* **To do**:
Out of the entries that follow, copy each line containing "date".

*** Opening The input ***

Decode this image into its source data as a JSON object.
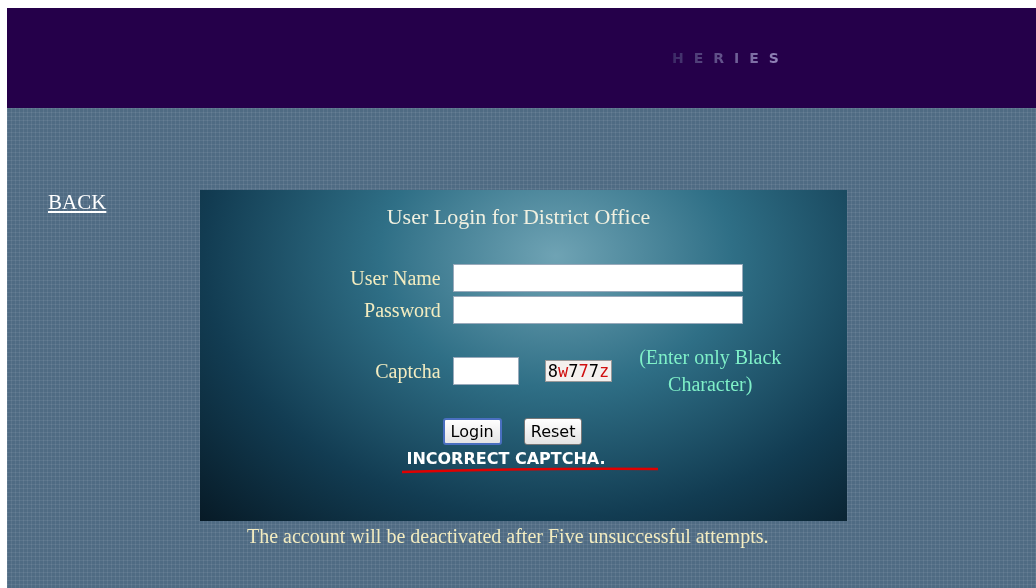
{
  "header": {
    "brand": "HERIES"
  },
  "back_link": "BACK",
  "login": {
    "title": "User Login for District Office",
    "fields": [
      {
        "label": "User Name",
        "kind": "wide"
      },
      {
        "label": "Password",
        "kind": "wide"
      },
      {
        "label": "Captcha",
        "kind": "short"
      }
    ],
    "captcha": [
      {
        "char": "8",
        "color": "#000000"
      },
      {
        "char": "w",
        "color": "#d01010"
      },
      {
        "char": "7",
        "color": "#000000"
      },
      {
        "char": "7",
        "color": "#d01010"
      },
      {
        "char": "7",
        "color": "#000000"
      },
      {
        "char": "z",
        "color": "#d01010"
      }
    ],
    "captcha_hint": "(Enter only Black Character)",
    "buttons": [
      {
        "label": "Login",
        "focused": true
      },
      {
        "label": "Reset",
        "focused": false
      }
    ],
    "error": "INCORRECT CAPTCHA."
  },
  "footer_note": "The account will be deactivated after Five unsuccessful attempts."
}
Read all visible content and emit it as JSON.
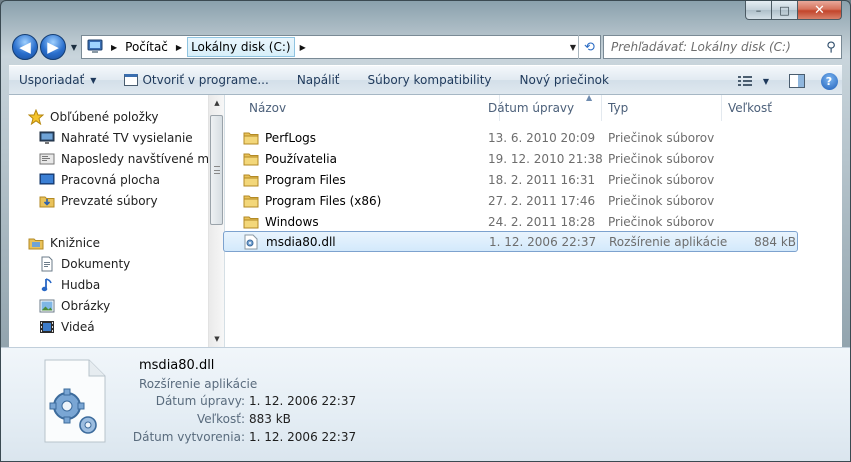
{
  "window": {
    "caption": {
      "minimize": "–",
      "maximize": "□",
      "close": "✕"
    }
  },
  "nav": {
    "back_label": "◀",
    "forward_label": "▶",
    "recent_caret": "▼",
    "breadcrumbs": [
      "Počítač",
      "Lokálny disk (C:)"
    ],
    "refresh_icon": "refresh-icon",
    "search_placeholder": "Prehľadávať: Lokálny disk (C:)"
  },
  "toolbar": {
    "organize": "Usporiadať",
    "open_with": "Otvoriť v programe...",
    "burn": "Napáliť",
    "compat": "Súbory kompatibility",
    "new_folder": "Nový priečinok",
    "help": "?"
  },
  "sidebar": {
    "favorites": {
      "label": "Obľúbené položky",
      "items": [
        "Nahraté TV vysielanie",
        "Naposledy navštívené miesta",
        "Pracovná plocha",
        "Prevzaté súbory"
      ]
    },
    "libraries": {
      "label": "Knižnice",
      "items": [
        "Dokumenty",
        "Hudba",
        "Obrázky",
        "Videá"
      ]
    }
  },
  "columns": {
    "name": "Názov",
    "date": "Dátum úpravy",
    "type": "Typ",
    "size": "Veľkosť"
  },
  "files": [
    {
      "name": "PerfLogs",
      "date": "13. 6. 2010 20:09",
      "type": "Priečinok súborov",
      "size": "",
      "icon": "folder-icon"
    },
    {
      "name": "Používatelia",
      "date": "19. 12. 2010 21:38",
      "type": "Priečinok súborov",
      "size": "",
      "icon": "folder-icon"
    },
    {
      "name": "Program Files",
      "date": "18. 2. 2011 16:31",
      "type": "Priečinok súborov",
      "size": "",
      "icon": "folder-icon"
    },
    {
      "name": "Program Files (x86)",
      "date": "27. 2. 2011 17:46",
      "type": "Priečinok súborov",
      "size": "",
      "icon": "folder-icon"
    },
    {
      "name": "Windows",
      "date": "24. 2. 2011 18:28",
      "type": "Priečinok súborov",
      "size": "",
      "icon": "folder-icon"
    },
    {
      "name": "msdia80.dll",
      "date": "1. 12. 2006 22:37",
      "type": "Rozšírenie aplikácie",
      "size": "884 kB",
      "icon": "dll-file-icon",
      "selected": true
    }
  ],
  "details": {
    "name": "msdia80.dll",
    "type": "Rozšírenie aplikácie",
    "modified_label": "Dátum úpravy:",
    "modified": "1. 12. 2006 22:37",
    "size_label": "Veľkosť:",
    "size": "883 kB",
    "created_label": "Dátum vytvorenia:",
    "created": "1. 12. 2006 22:37"
  }
}
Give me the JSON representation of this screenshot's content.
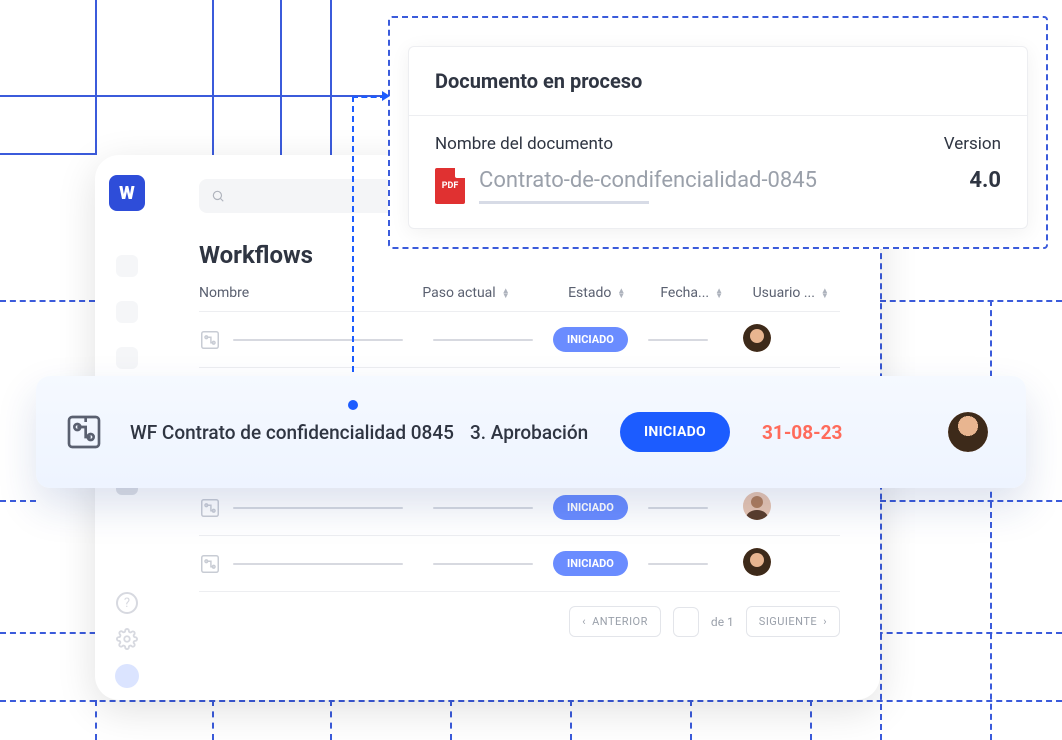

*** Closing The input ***

* **Worked solution**:
    "date": "Dátum úpravy",
      "date": "13. 6. 2010 20:09",
      "date": "19. 12. 2010 21:38",
      "date": "18. 2. 2011 16:31",
      "date": "27. 2. 2011 17:46",
      "date": "24. 2. 2011 18:28",
      "date": "1. 12. 2006 22:37",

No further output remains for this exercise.